The 400-Word Review: Outside the Wire
By Sean Collier
January 19, 2021
A question, the answer of which is known only through Netflix’s eternally secret viewership numbers: What kind of movie are people looking for from the crimson streaming monolith?
The massively powerful company, whose fortunes have only been raised by pandemic-era changes in film viewing, this week trotted out an impressive sizzle reel claiming that they will drop a brand-new movie to North American audiences every Friday in 2021. Yet even after several years as a wholly legitimate arm for movie distribution, the service still doesn’t seem to know what it wants to be.
In short: Is Netflix looking for interesting, remarkable films?
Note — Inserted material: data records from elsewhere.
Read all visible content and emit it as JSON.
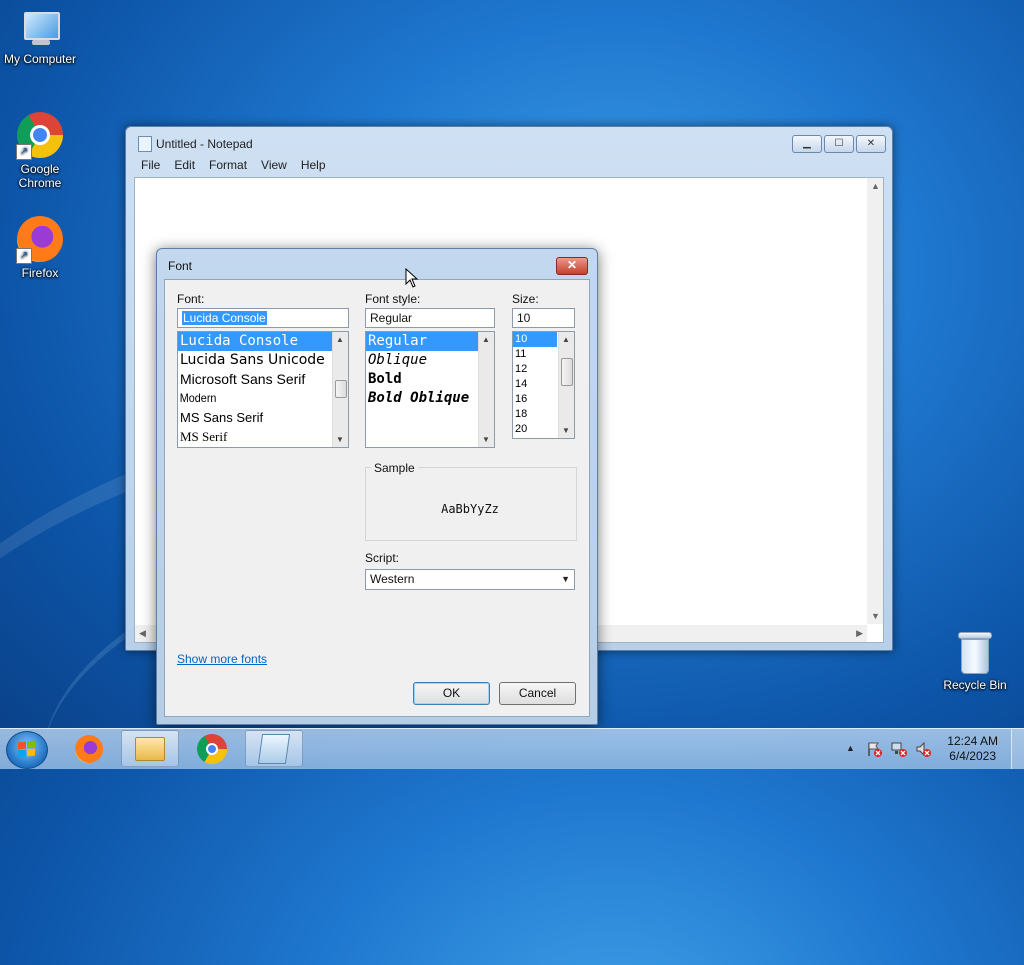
{
  "desktop": {
    "icons": [
      {
        "label": "My Computer"
      },
      {
        "label": "Google\nChrome"
      },
      {
        "label": "Firefox"
      },
      {
        "label": "Recycle Bin"
      }
    ]
  },
  "notepad": {
    "title": "Untitled - Notepad",
    "menu": [
      "File",
      "Edit",
      "Format",
      "View",
      "Help"
    ],
    "controls": {
      "minimize": "▁",
      "maximize": "☐",
      "close": "✕"
    }
  },
  "font_dialog": {
    "title": "Font",
    "close_label": "✕",
    "font_label": "Font:",
    "font_value": "Lucida Console",
    "fonts": [
      "Lucida Console",
      "Lucida Sans Unicode",
      "Microsoft Sans Serif",
      "Modern",
      "MS Sans Serif",
      "MS Serif"
    ],
    "style_label": "Font style:",
    "style_value": "Regular",
    "styles": [
      "Regular",
      "Oblique",
      "Bold",
      "Bold Oblique"
    ],
    "size_label": "Size:",
    "size_value": "10",
    "sizes": [
      "10",
      "11",
      "12",
      "14",
      "16",
      "18",
      "20"
    ],
    "sample_label": "Sample",
    "sample_text": "AaBbYyZz",
    "script_label": "Script:",
    "script_value": "Western",
    "show_more": "Show more fonts",
    "ok": "OK",
    "cancel": "Cancel"
  },
  "taskbar": {
    "time": "12:24 AM",
    "date": "6/4/2023",
    "tray_up": "▲"
  }
}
Or are they looking for half-watch filler like “Outside the Wire,” their latest new feature?
They certainly put out quite a few movies like “Outside the Wire.” The streamer has an affinity for humorless, kinetic yarns of mild spectacle that mill about in the genre antechamber between action, science fiction and comic-book fare. “Extraction,” “Point Blank,” “Project Power,” “Triple Frontier” — all gun-toting rampages serious as the grave, featuring stars at or near the A-list, designed to be occasionally glanced at over your phone then swiftly forgotten.
This time: It’s the near future, and there’s a muddy war going on in the Ukraine. When drone pilot Thomas Harp (Damson Idris) makes a fatal call from the other side of the planet, he’s punished with some front-line duty working underneath grouchy Captain Leo (Anthony Mackie). He is not informed in advance that Leo is actually a highly convincing cyborg; it’s not until they’re deep into a dangerous mission that Leo reveals that Harp was selected specifically for his tendency to disobey orders and protocol.
Screenwriters Rob Yescombe and Rowan Athale, who simply cannot get enough of making their characters explain what’s going on for the benefit of those at home, at least have the foresight to stretch out the setup. They know that, once the cards are on the table, it’s the same escalating sequence of wartime complications we’ve seen hundreds of times before. Journeyman director Mikael Håfström at least mines some decent Robocop-meets-Jason-Bourne acrobatics out of Leo, but adds little besides.
So what’s it going to be, Netflix? Adventurous films like “The Forty-Year-Old Version” and “I’m Thinking of Ending Things,” or a dozen more “Outside the Wire” clones?
Wait, that’s right: They have billions of dollars. They’re just going to make every kind of movie they possibly can.
My Rating: 4/10
“Outside the Wire” is streaming on Netflix.